It called on President Muhammadu Buhari not to allow those it called fifth columnists masquerading as politicians to derail his government by railroading the legislature into removing the national minimum wage from the exclusive to the concurrent list, a move it said that the global workers solidarity regards as anathema.
On the current hoarding of petrol and the attendant scarcity, the NLC called on relevant regulatory agencies of government to rise up to the protection of the interests of the majority of Nigerians from the exploitative hands of market forces bent on making maximal profits from the sufferings of fellow citizens.
It said the current trend of petroleum products hoarding and the resultant artificial scarcity impose great hardship and suffering on the already traumatised workforce and people who are being punished and further impoverished in order to satisfy the greed of a few marketers of refined petroleum products.
“Should the current artificial scarcity persist, the various leadership structures of the NLC should picket petrol stations found to be inflicting pains on Nigerians,” it stated.
The NLC NEC resolved that all the resolutions and decisions adopted at the emergency meeting should be pursued in collaboration with the Trade Union Congress (TUC) in the overall interest of all Nigerian workers.
This came as oil workers under the umbrella of the Petroleum and Natural Gas Senior staff association of Nigeria (PENGASSAN) have threatened to shut down oil installations nationwide if Federal Government failed to take action over anti-labour practices by an oil and gas firm, Brittania-U.
The union which issued the threat yesterday when it picketed Brittania-U at its corporate head office in Lagos as early as 6 a.m, said that if by Friday the firm refused to meet its demands, it would mobilise all companies and affiliates in the sector to shut down all oil and gas installations nationwide.

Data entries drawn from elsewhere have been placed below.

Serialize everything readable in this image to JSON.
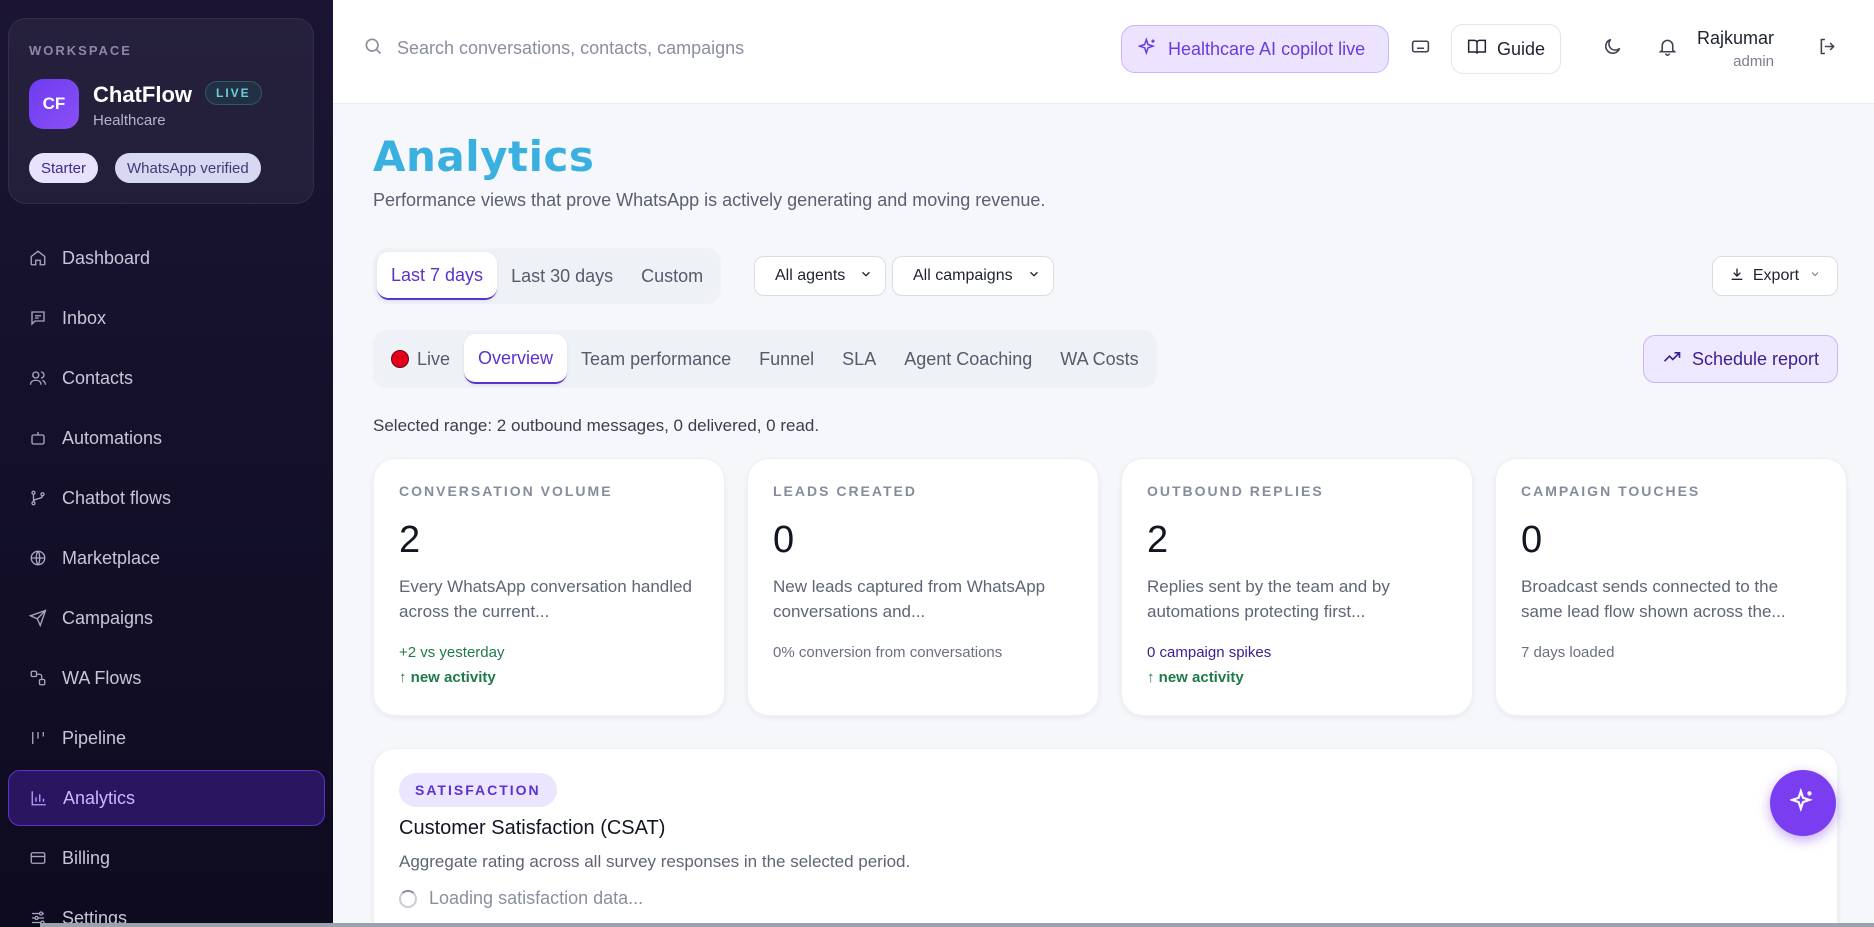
{
  "workspace": {
    "label": "WORKSPACE",
    "avatar": "CF",
    "name": "ChatFlow",
    "live_badge": "LIVE",
    "industry": "Healthcare",
    "chips": [
      "Starter",
      "WhatsApp verified"
    ]
  },
  "sidebar": {
    "items": [
      {
        "label": "Dashboard",
        "icon": "home-icon"
      },
      {
        "label": "Inbox",
        "icon": "inbox-icon"
      },
      {
        "label": "Contacts",
        "icon": "users-icon"
      },
      {
        "label": "Automations",
        "icon": "bot-icon"
      },
      {
        "label": "Chatbot flows",
        "icon": "branch-icon"
      },
      {
        "label": "Marketplace",
        "icon": "globe-icon"
      },
      {
        "label": "Campaigns",
        "icon": "send-icon"
      },
      {
        "label": "WA Flows",
        "icon": "flow-icon"
      },
      {
        "label": "Pipeline",
        "icon": "pipeline-icon"
      },
      {
        "label": "Analytics",
        "icon": "bar-chart-icon",
        "active": true
      },
      {
        "label": "Billing",
        "icon": "card-icon"
      },
      {
        "label": "Settings",
        "icon": "settings-icon"
      }
    ]
  },
  "header": {
    "search_placeholder": "Search conversations, contacts, campaigns",
    "copilot_label": "Healthcare AI copilot live",
    "guide_label": "Guide",
    "user_name": "Rajkumar",
    "user_role": "admin"
  },
  "page": {
    "title": "Analytics",
    "subtitle": "Performance views that prove WhatsApp is actively generating and moving revenue.",
    "ranges": [
      "Last 7 days",
      "Last 30 days",
      "Custom"
    ],
    "agent_select": "All agents",
    "campaign_select": "All campaigns",
    "export_label": "Export",
    "tabs": [
      "Live",
      "Overview",
      "Team performance",
      "Funnel",
      "SLA",
      "Agent Coaching",
      "WA Costs"
    ],
    "schedule_label": "Schedule report",
    "range_note": "Selected range: 2 outbound messages, 0 delivered, 0 read."
  },
  "cards": [
    {
      "label": "CONVERSATION VOLUME",
      "value": "2",
      "desc": "Every WhatsApp conversation handled across the current...",
      "foot1": "+2 vs yesterday",
      "foot2": "↑ new activity"
    },
    {
      "label": "LEADS CREATED",
      "value": "0",
      "desc": "New leads captured from WhatsApp conversations and...",
      "foot1": "0% conversion from conversations",
      "foot2": ""
    },
    {
      "label": "OUTBOUND REPLIES",
      "value": "2",
      "desc": "Replies sent by the team and by automations protecting first...",
      "foot1": "0 campaign spikes",
      "foot2": "↑ new activity"
    },
    {
      "label": "CAMPAIGN TOUCHES",
      "value": "0",
      "desc": "Broadcast sends connected to the same lead flow shown across the...",
      "foot1": "7 days loaded",
      "foot2": ""
    }
  ],
  "csat": {
    "tag": "SATISFACTION",
    "title": "Customer Satisfaction (CSAT)",
    "subtitle": "Aggregate rating across all survey responses in the selected period.",
    "loading": "Loading satisfaction data..."
  },
  "colors": {
    "accent": "#5b32cf",
    "title": "#3ab0e0",
    "sidebar_bg": "#14102a",
    "live_dot": "#e3001b"
  }
}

Acting Chairman, PENGASSAN, Lagos Zone, Eyam Abeng, alleged that the Brittania-U, an indigenous company has exhibited the most notorious anti-labour laws in the oil and gas industry, with an unsafe workplace.
He stated that the firm frustrate and terminate jobs of Nigerian workers, who desire to anticipate with labour, since it was one of their fundamental human rights and also part of the Labour Act to belong to a union.
The acting chairman said the union has been on the firm since 2017 to resolve issues amicably and had initially given the firm 14-days ultimatum with additional seven days to address its anti-labour practices but to no avail.
Among anti-labour practices by the firm, Abeng alleged flouting of Section 40 of Nigeria’s constitution on freedom of association, lack of respect for collective bargaining agreement (CBA), disobedience of International Labour Organisation (ILO) No. 87 on the right of workers to establish or join a trade union, unjustifiable sack of employees and non payment of statutory allowances among others.
The National Treasurer of PENGASSAN, Victor Ononokpono, who expressed dismay that the picketing was for an indigenous company, maintained that the union would not relent until its demands are met.
Equally, the National Public relations Officer of PENGASSAN, Anietie Udoh added, “We have waited for years, families, who are dependent on the workers are suffering, they are being exposed to safety hazard. If we say we should hold on due to scarcity in the country, do you know how many families are being affected? This should move beyond what we see. How do we have petroleum product abundant in this country, yet we suffer so much for it? It is an aberration.”